Work instructions =
The pictures stay out; everything else in the entries below must be returned exactly.

Exercise inputs =
◇ ◇ ◇ ◇ ◇

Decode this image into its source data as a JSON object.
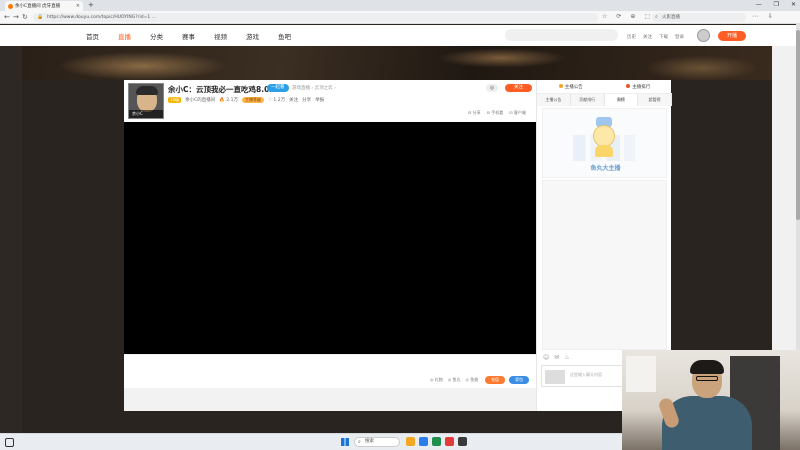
{
  "browser": {
    "tab_title": "余小C直播间 虎牙直播",
    "tab_close": "×",
    "new_tab": "+",
    "window_buttons": [
      "—",
      "❐",
      "✕"
    ],
    "nav": {
      "back": "←",
      "forward": "→",
      "reload": "↻"
    },
    "url": "https://www.douyu.com/topic/HUOYING?rid=1 ...",
    "toolbar_icons": [
      "☆",
      "⟳",
      "⊕",
      "⬚"
    ],
    "search_placeholder": "火影直播",
    "right_icons": [
      "⋯",
      "⇩"
    ]
  },
  "site": {
    "nav_items": [
      "首页",
      "直播",
      "分类",
      "赛事",
      "视频",
      "游戏",
      "鱼吧"
    ],
    "active_nav_index": 1,
    "links": [
      "历史",
      "关注",
      "下载",
      "登录"
    ],
    "live_button": "开播"
  },
  "room": {
    "streamer_tag": "余小C",
    "title": "余小C：云顶我必一直吃鸡8.01",
    "tag": "一起看",
    "category": "游戏直播 › 云顶之弈 ›",
    "fan_badge": "10级",
    "nickname": "余小C的直播间",
    "hot": "🔥 2.1万",
    "level_badge": "主播等级",
    "followers": "♡ 1.2万",
    "followers_label": "关注",
    "share": "分享",
    "report": "举报",
    "follow_button": "关注",
    "circle_icon": "◎",
    "actions": [
      "⊟ 分享",
      "⊟ 手机看",
      "⊟ 客户端"
    ]
  },
  "player_bottom": {
    "actions": [
      "◎ 礼物",
      "◎ 鱼丸",
      "◎ 鱼翅"
    ],
    "orange_button": "充值",
    "blue_button": "背包"
  },
  "chat": {
    "top_left": "主播公告",
    "top_right": "主播排行",
    "tabs": [
      "主播公告",
      "贡献排行",
      "周榜",
      "超管榜"
    ],
    "active_tab_index": 2,
    "mascot_text": "鱼丸大主播",
    "tools": [
      "☺",
      "✉",
      "♨"
    ],
    "input_placeholder": "这里输入聊天内容"
  },
  "taskbar": {
    "search_label": "搜索",
    "app_colors": [
      "#f5a623",
      "#2b7de9",
      "#1f8f4e",
      "#e23b3b",
      "#3a3a3a"
    ]
  }
}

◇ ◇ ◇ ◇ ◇

The completed task =
Decode this image into its source data as a JSON object.
{
  "browser": {
    "tab_title": "余小C直播间 虎牙直播",
    "tab_close": "×",
    "new_tab": "+",
    "window_buttons": [
      "—",
      "❐",
      "✕"
    ],
    "nav": {
      "back": "←",
      "forward": "→",
      "reload": "↻"
    },
    "url": "https://www.douyu.com/topic/HUOYING?rid=1 ...",
    "toolbar_icons": [
      "☆",
      "⟳",
      "⊕",
      "⬚"
    ],
    "search_placeholder": "火影直播",
    "right_icons": [
      "⋯",
      "⇩"
    ]
  },
  "site": {
    "nav_items": [
      "首页",
      "直播",
      "分类",
      "赛事",
      "视频",
      "游戏",
      "鱼吧"
    ],
    "active_nav_index": 1,
    "links": [
      "历史",
      "关注",
      "下载",
      "登录"
    ],
    "live_button": "开播"
  },
  "room": {
    "streamer_tag": "余小C",
    "title": "余小C：云顶我必一直吃鸡8.01",
    "tag": "一起看",
    "category": "游戏直播 › 云顶之弈 ›",
    "fan_badge": "10级",
    "nickname": "余小C的直播间",
    "hot": "🔥 2.1万",
    "level_badge": "主播等级",
    "followers": "♡ 1.2万",
    "followers_label": "关注",
    "share": "分享",
    "report": "举报",
    "follow_button": "关注",
    "circle_icon": "◎",
    "actions": [
      "⊟ 分享",
      "⊟ 手机看",
      "⊟ 客户端"
    ]
  },
  "player_bottom": {
    "actions": [
      "◎ 礼物",
      "◎ 鱼丸",
      "◎ 鱼翅"
    ],
    "orange_button": "充值",
    "blue_button": "背包"
  },
  "chat": {
    "top_left": "主播公告",
    "top_right": "主播排行",
    "tabs": [
      "主播公告",
      "贡献排行",
      "周榜",
      "超管榜"
    ],
    "active_tab_index": 2,
    "mascot_text": "鱼丸大主播",
    "tools": [
      "☺",
      "✉",
      "♨"
    ],
    "input_placeholder": "这里输入聊天内容"
  },
  "taskbar": {
    "search_label": "搜索",
    "app_colors": [
      "#f5a623",
      "#2b7de9",
      "#1f8f4e",
      "#e23b3b",
      "#3a3a3a"
    ]
  }
}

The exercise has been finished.